  • Dershowitz: Christie’s Speech at Jewish Event ‘Inappropriate’

    May 20, 2014

    New Jersey Gov. Chris Christie's speech before a Jewish charity over the weekend, in which he never mentioned Israel, was essentially a campaign speech that had no place at the event, renowned lawyer Alan Dershowitz says. "I thought it was a stump speech. It was somewhat inappropriate for a charitable event which had Democrats, Republicans, Liberals, Conservatives, everybody talking about people who do a great deal of good to the world," Dershowitz told J.D. Hayworth and John Bachman on Newsmax TV's "America's Forum."

  • Physicians, Medical Ethics, and Execution by Lethal Injection

    May 19, 2014

    An op-ed by Robert D. Truog, I. Glenn Cohen, and Mark A. Rockoff. In an opinion dissenting from a Supreme Court decision to deny review in a death penalty case, Supreme Court Justice Harry Blackmun famously wrote, “From this day forward, I no longer shall tinker with the machinery of death.” In the wake of the recent botched execution by lethal injection in Oklahoma, however, a group of eminent legal professionals known as the Death Penalty Committee of The Constitution Project has published a sweeping set of 39 recommendations that not only tinker with, but hope to fix, the multitude of problems that affect this method of capital punishment.

  • Bonded Bankers

    May 19, 2014

    An op-ed by Mark Roe. Since the global financial crisis, regulators have worked hard to make the world’s big banks safer. The fundamental problem is well known: major banks have significant incentives to take on excessive risk. If their risky bets pay off, their stockholders benefit considerably, as do the banks’ CEOs and senior managers, who are heavily compensated in bank stock. If they do not pay off and the bank fails, the government will probably pick up the tab. This confluence of economic incentives to take on risk makes bank managers poor guardians of financial safety. They surely do not want their bank to fail; but, if the potential upside is large enough, it is a risk they may find worth taking.
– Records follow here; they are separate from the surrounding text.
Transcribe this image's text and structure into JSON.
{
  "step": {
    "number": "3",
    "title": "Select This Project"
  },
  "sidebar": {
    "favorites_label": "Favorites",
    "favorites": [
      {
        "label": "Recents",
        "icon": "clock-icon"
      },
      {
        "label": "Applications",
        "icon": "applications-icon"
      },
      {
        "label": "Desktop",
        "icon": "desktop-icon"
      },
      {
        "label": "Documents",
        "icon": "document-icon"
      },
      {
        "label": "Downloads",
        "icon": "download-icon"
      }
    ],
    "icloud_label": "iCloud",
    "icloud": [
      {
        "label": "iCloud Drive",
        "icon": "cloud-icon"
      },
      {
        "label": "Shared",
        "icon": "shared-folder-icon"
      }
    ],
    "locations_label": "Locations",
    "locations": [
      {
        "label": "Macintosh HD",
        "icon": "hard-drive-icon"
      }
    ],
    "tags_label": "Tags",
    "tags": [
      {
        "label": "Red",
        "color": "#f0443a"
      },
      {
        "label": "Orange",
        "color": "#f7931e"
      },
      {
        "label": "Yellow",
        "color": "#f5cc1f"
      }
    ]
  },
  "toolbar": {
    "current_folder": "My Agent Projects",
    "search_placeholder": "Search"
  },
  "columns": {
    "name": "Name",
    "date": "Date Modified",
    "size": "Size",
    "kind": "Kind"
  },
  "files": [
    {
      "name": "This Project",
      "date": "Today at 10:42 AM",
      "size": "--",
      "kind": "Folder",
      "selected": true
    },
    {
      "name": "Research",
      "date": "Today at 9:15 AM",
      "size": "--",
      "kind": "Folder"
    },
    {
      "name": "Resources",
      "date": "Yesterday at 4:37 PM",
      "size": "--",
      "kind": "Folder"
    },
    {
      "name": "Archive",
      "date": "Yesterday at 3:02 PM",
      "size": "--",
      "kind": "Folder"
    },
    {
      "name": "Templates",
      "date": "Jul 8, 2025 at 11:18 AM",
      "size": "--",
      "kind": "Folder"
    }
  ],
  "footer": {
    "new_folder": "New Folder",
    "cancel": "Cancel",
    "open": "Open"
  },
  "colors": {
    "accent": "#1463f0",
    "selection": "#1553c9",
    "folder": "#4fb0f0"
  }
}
  • After Horton case, Massachusetts fell behind on criminal justice

    May 19, 2014

    An op-ed by Nancy Gertner. Anyone of a certain age remembers Willie Horton. Furloughed in 1986 from a life sentence for murder, Horton, who is black, raped a white woman and assaulted her fiancé. But Horton’s legacy extends beyond the horrific crime he committed. Many have blamed Governor Michael Dukakis’s failed presidential bid that year on publicity surrounding the case. Less often discussed is how far Horton’s crime set back criminal justice reform in Massachusetts — and still does to this day.